--- START ---
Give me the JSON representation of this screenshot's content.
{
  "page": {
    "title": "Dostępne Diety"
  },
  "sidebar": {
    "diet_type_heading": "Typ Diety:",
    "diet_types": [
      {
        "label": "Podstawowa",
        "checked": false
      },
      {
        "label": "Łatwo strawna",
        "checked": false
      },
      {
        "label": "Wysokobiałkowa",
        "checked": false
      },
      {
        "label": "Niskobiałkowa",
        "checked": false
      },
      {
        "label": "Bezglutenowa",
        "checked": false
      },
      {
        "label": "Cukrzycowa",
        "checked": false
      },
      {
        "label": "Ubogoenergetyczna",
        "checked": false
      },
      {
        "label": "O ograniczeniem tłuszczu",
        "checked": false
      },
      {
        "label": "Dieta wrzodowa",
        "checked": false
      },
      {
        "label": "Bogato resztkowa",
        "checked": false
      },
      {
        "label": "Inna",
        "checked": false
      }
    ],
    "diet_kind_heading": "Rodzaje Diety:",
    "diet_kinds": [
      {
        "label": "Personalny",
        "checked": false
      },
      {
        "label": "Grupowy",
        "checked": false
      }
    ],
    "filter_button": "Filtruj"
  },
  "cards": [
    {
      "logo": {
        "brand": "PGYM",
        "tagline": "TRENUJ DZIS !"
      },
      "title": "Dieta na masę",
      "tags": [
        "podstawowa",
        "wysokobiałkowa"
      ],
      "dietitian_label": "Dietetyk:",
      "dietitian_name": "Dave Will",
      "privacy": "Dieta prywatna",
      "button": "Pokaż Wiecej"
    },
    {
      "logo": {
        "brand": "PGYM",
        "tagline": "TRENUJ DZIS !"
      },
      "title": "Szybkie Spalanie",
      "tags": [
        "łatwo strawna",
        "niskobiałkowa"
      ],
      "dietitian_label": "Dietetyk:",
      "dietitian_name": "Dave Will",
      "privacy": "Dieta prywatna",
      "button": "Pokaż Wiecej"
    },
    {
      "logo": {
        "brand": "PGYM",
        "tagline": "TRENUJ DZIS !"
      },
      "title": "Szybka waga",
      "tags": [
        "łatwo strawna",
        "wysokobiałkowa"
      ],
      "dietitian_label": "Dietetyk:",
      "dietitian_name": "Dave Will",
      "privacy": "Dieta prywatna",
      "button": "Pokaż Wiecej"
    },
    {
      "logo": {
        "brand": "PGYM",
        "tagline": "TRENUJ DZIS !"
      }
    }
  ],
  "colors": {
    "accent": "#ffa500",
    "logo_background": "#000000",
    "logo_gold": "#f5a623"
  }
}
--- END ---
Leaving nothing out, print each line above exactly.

• **ANSWER FOR THE TASK**:
Give me the JSON representation of this screenshot's content.
{
  "page": {
    "title": "Dostępne Diety"
  },
  "sidebar": {
    "diet_type_heading": "Typ Diety:",
    "diet_types": [
      {
        "label": "Podstawowa",
        "checked": false
      },
      {
        "label": "Łatwo strawna",
        "checked": false
      },
      {
        "label": "Wysokobiałkowa",
        "checked": false
      },
      {
        "label": "Niskobiałkowa",
        "checked": false
      },
      {
        "label": "Bezglutenowa",
        "checked": false
      },
      {
        "label": "Cukrzycowa",
        "checked": false
      },
      {
        "label": "Ubogoenergetyczna",
        "checked": false
      },
      {
        "label": "O ograniczeniem tłuszczu",
        "checked": false
      },
      {
        "label": "Dieta wrzodowa",
        "checked": false
      },
      {
        "label": "Bogato resztkowa",
        "checked": false
      },
      {
        "label": "Inna",
        "checked": false
      }
    ],
    "diet_kind_heading": "Rodzaje Diety:",
    "diet_kinds": [
      {
        "label": "Personalny",
        "checked": false
      },
      {
        "label": "Grupowy",
        "checked": false
      }
    ],
    "filter_button": "Filtruj"
  },
  "cards": [
    {
      "logo": {
        "brand": "PGYM",
        "tagline": "TRENUJ DZIS !"
      },
      "title": "Dieta na masę",
      "tags": [
        "podstawowa",
        "wysokobiałkowa"
      ],
      "dietitian_label": "Dietetyk:",
      "dietitian_name": "Dave Will",
      "privacy": "Dieta prywatna",
      "button": "Pokaż Wiecej"
    },
    {
      "logo": {
        "brand": "PGYM",
        "tagline": "TRENUJ DZIS !"
      },
      "title": "Szybkie Spalanie",
      "tags": [
        "łatwo strawna",
        "niskobiałkowa"
      ],
      "dietitian_label": "Dietetyk:",
      "dietitian_name": "Dave Will",
      "privacy": "Dieta prywatna",
      "button": "Pokaż Wiecej"
    },
    {
      "logo": {
        "brand": "PGYM",
        "tagline": "TRENUJ DZIS !"
      },
      "title": "Szybka waga",
      "tags": [
        "łatwo strawna",
        "wysokobiałkowa"
      ],
      "dietitian_label": "Dietetyk:",
      "dietitian_name": "Dave Will",
      "privacy": "Dieta prywatna",
      "button": "Pokaż Wiecej"
    },
    {
      "logo": {
        "brand": "PGYM",
        "tagline": "TRENUJ DZIS !"
      }
    }
  ],
  "colors": {
    "accent": "#ffa500",
    "logo_background": "#000000",
    "logo_gold": "#f5a623"
  }
}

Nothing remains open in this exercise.